**Task item:**
Repeat the listing below exactly.
══════════════════════════════
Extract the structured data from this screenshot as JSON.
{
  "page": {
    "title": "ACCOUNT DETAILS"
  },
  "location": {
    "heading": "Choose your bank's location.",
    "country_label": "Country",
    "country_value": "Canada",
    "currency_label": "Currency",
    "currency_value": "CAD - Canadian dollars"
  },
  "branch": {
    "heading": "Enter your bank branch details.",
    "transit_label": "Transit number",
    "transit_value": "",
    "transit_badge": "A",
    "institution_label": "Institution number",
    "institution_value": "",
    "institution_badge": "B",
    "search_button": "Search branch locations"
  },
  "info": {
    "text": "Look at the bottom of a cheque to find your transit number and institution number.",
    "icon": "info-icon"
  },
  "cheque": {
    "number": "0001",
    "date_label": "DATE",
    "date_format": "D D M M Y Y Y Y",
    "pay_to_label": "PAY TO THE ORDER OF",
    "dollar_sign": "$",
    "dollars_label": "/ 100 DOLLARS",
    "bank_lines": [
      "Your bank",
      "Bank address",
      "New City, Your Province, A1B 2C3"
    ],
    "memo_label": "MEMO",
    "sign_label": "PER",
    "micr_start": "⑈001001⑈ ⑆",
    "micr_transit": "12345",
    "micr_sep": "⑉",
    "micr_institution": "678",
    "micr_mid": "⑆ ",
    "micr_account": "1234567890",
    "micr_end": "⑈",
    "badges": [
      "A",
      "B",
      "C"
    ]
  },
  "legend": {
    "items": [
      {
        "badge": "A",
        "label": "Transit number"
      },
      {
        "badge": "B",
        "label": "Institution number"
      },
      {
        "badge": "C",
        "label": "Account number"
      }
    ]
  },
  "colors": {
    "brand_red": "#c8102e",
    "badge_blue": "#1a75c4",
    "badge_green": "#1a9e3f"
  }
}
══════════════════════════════
**Exercise answer:**
Extract the structured data from this screenshot as JSON.
{
  "page": {
    "title": "ACCOUNT DETAILS"
  },
  "location": {
    "heading": "Choose your bank's location.",
    "country_label": "Country",
    "country_value": "Canada",
    "currency_label": "Currency",
    "currency_value": "CAD - Canadian dollars"
  },
  "branch": {
    "heading": "Enter your bank branch details.",
    "transit_label": "Transit number",
    "transit_value": "",
    "transit_badge": "A",
    "institution_label": "Institution number",
    "institution_value": "",
    "institution_badge": "B",
    "search_button": "Search branch locations"
  },
  "info": {
    "text": "Look at the bottom of a cheque to find your transit number and institution number.",
    "icon": "info-icon"
  },
  "cheque": {
    "number": "0001",
    "date_label": "DATE",
    "date_format": "D D M M Y Y Y Y",
    "pay_to_label": "PAY TO THE ORDER OF",
    "dollar_sign": "$",
    "dollars_label": "/ 100 DOLLARS",
    "bank_lines": [
      "Your bank",
      "Bank address",
      "New City, Your Province, A1B 2C3"
    ],
    "memo_label": "MEMO",
    "sign_label": "PER",
    "micr_start": "⑈001001⑈ ⑆",
    "micr_transit": "12345",
    "micr_sep": "⑉",
    "micr_institution": "678",
    "micr_mid": "⑆ ",
    "micr_account": "1234567890",
    "micr_end": "⑈",
    "badges": [
      "A",
      "B",
      "C"
    ]
  },
  "legend": {
    "items": [
      {
        "badge": "A",
        "label": "Transit number"
      },
      {
        "badge": "B",
        "label": "Institution number"
      },
      {
        "badge": "C",
        "label": "Account number"
      }
    ]
  },
  "colors": {
    "brand_red": "#c8102e",
    "badge_blue": "#1a75c4",
    "badge_green": "#1a9e3f"
  }
}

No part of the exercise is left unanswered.